------ Records supplied ------

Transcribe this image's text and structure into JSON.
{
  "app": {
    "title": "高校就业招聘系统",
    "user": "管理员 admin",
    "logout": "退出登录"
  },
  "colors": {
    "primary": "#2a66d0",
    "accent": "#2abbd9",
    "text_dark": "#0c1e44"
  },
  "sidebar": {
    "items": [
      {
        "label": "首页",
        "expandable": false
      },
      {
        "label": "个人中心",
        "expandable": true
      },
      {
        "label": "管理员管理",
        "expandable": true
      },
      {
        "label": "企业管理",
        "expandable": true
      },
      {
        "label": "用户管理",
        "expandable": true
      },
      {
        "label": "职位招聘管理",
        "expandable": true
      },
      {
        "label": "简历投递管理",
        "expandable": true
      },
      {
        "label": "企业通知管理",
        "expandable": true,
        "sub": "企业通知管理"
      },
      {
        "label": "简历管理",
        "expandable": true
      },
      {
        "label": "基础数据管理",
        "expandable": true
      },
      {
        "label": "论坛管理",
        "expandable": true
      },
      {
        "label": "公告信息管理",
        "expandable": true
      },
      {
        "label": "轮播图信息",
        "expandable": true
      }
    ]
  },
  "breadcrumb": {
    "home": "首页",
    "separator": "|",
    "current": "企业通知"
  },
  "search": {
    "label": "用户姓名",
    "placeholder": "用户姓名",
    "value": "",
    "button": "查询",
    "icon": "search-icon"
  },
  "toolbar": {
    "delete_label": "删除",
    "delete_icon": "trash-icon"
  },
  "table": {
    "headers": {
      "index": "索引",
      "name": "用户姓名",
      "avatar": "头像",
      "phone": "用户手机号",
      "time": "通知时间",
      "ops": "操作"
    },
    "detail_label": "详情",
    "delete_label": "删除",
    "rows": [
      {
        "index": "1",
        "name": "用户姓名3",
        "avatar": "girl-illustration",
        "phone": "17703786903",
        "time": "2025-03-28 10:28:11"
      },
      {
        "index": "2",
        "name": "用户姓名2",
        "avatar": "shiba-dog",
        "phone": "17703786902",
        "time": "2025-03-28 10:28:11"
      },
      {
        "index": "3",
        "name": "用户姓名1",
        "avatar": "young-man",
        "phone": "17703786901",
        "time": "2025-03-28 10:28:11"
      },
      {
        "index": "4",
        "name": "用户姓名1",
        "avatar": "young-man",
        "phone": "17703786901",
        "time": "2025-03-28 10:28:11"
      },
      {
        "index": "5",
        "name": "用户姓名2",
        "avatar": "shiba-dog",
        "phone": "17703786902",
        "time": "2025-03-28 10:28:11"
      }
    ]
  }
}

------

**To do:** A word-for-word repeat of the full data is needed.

**Response area:**
Transcribe this image's text and structure into JSON.
{
  "app": {
    "title": "高校就业招聘系统",
    "user": "管理员 admin",
    "logout": "退出登录"
  },
  "colors": {
    "primary": "#2a66d0",
    "accent": "#2abbd9",
    "text_dark": "#0c1e44"
  },
  "sidebar": {
    "items": [
      {
        "label": "首页",
        "expandable": false
      },
      {
        "label": "个人中心",
        "expandable": true
      },
      {
        "label": "管理员管理",
        "expandable": true
      },
      {
        "label": "企业管理",
        "expandable": true
      },
      {
        "label": "用户管理",
        "expandable": true
      },
      {
        "label": "职位招聘管理",
        "expandable": true
      },
      {
        "label": "简历投递管理",
        "expandable": true
      },
      {
        "label": "企业通知管理",
        "expandable": true,
        "sub": "企业通知管理"
      },
      {
        "label": "简历管理",
        "expandable": true
      },
      {
        "label": "基础数据管理",
        "expandable": true
      },
      {
        "label": "论坛管理",
        "expandable": true
      },
      {
        "label": "公告信息管理",
        "expandable": true
      },
      {
        "label": "轮播图信息",
        "expandable": true
      }
    ]
  },
  "breadcrumb": {
    "home": "首页",
    "separator": "|",
    "current": "企业通知"
  },
  "search": {
    "label": "用户姓名",
    "placeholder": "用户姓名",
    "value": "",
    "button": "查询",
    "icon": "search-icon"
  },
  "toolbar": {
    "delete_label": "删除",
    "delete_icon": "trash-icon"
  },
  "table": {
    "headers": {
      "index": "索引",
      "name": "用户姓名",
      "avatar": "头像",
      "phone": "用户手机号",
      "time": "通知时间",
      "ops": "操作"
    },
    "detail_label": "详情",
    "delete_label": "删除",
    "rows": [
      {
        "index": "1",
        "name": "用户姓名3",
        "avatar": "girl-illustration",
        "phone": "17703786903",
        "time": "2025-03-28 10:28:11"
      },
      {
        "index": "2",
        "name": "用户姓名2",
        "avatar": "shiba-dog",
        "phone": "17703786902",
        "time": "2025-03-28 10:28:11"
      },
      {
        "index": "3",
        "name": "用户姓名1",
        "avatar": "young-man",
        "phone": "17703786901",
        "time": "2025-03-28 10:28:11"
      },
      {
        "index": "4",
        "name": "用户姓名1",
        "avatar": "young-man",
        "phone": "17703786901",
        "time": "2025-03-28 10:28:11"
      },
      {
        "index": "5",
        "name": "用户姓名2",
        "avatar": "shiba-dog",
        "phone": "17703786902",
        "time": "2025-03-28 10:28:11"
      }
    ]
  }
}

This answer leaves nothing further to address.